Ph.D. thesis, University of Birmingham.
Chapter 1 reviews the background of nucleic acid structures and drug targeting to nucleic acids. The concept of molecular recognition between drugs and nucleic acids is also discussed. Besides, being a drug target, DNA can be used as material for constructing beautiful architectures. Examples of these DNA nanostructures are presented. In Chapter 2, three way junction recognition by a metallocylinder is shown to occur not only in DNA but also in RNA. The recognition of RNA three way junctions by the metallosupramolecular cylinder, its enantiomers and its analogues are explored. It shows that the cylinders have the ability to bind preferentially to RNA three way junctions and to RNA-DNA hybrids. In addition, a competition assay of nucleic acids to the iron cylinder is examined. It indicates that the iron cylinder may prefer to bind to RNA three way junctions rather than DNA. In Chapter 3, to elucidate the crucial features of the metallosupramolecular cylinder for recognition of the DNA three way junction, an array of cylinder derivatives are screened. The results indicate that the geometry of the cylinder is the key trait for the recognition. Moreover, the electrostatic interaction from the cylinder can enhance the affinity of the recognition. In Chapter 4, the molecular effect of the iron cylinder on the structure of a DNA tetrahedron nanostructure is examined. Several biophysical techniques confirm that the cylinder binds strongly with the nanostructure, thus leading to the unusual style of a very rigid DNA nanostructure. In Chapter 5, to precisely determine the binding affinity of the cylinder to DNA, the development of SPR experiments is described. The results show that the value of the binding affinity obtained from SPR is less than that obtained using the conventional method of ethidium bromide displacement. This is due to the inaccurate measuring of the latter method during the experiment.

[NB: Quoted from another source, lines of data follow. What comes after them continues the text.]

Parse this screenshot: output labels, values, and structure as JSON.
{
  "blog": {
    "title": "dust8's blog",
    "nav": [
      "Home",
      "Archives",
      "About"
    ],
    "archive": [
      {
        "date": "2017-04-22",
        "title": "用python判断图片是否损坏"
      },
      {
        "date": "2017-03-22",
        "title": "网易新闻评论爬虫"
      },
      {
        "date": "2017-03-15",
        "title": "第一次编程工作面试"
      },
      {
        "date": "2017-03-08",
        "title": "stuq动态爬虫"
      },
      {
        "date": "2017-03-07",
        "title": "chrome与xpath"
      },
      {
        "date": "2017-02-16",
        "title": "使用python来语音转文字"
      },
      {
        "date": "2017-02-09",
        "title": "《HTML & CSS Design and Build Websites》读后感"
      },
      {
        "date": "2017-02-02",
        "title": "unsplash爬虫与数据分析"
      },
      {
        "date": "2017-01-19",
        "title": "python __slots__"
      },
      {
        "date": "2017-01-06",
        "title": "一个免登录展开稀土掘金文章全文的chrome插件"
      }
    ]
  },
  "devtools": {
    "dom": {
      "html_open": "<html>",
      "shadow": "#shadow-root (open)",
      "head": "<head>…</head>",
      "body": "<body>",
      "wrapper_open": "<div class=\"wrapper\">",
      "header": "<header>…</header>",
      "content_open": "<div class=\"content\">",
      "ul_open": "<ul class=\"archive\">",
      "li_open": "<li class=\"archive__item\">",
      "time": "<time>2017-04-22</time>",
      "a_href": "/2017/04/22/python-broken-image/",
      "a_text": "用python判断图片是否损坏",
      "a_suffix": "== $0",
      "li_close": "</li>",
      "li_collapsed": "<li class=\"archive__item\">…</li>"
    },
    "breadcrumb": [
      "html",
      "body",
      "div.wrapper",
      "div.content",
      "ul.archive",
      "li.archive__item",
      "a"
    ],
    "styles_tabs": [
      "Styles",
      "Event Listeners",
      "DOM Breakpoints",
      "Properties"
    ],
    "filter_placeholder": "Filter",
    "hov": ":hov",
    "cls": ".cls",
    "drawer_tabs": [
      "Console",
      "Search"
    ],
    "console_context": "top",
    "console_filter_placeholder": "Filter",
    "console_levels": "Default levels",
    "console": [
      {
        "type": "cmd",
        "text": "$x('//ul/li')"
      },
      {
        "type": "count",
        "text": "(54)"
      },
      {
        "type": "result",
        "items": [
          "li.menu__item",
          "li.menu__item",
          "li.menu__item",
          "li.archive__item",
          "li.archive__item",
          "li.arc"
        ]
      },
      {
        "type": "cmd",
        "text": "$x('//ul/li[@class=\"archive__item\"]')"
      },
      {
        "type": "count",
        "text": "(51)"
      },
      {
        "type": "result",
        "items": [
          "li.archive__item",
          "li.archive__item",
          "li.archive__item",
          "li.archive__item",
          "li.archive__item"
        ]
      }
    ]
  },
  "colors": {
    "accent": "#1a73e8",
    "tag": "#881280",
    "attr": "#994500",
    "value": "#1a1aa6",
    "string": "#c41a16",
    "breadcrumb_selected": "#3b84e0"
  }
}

This unpublished thesis/dissertation is copyright of the author and/or third parties. The intellectual property rights of the author or third parties in respect of this work are as defined by The Copyright Designs and Patents Act 1988 or as modified by any successor legislation. Any use made of information contained in this thesis/dissertation must be in accordance with that legislation and must be properly acknowledged. Further distribution or reproduction in any format is prohibited without the permission of the copyright holder.
Repository Staff Only: item control page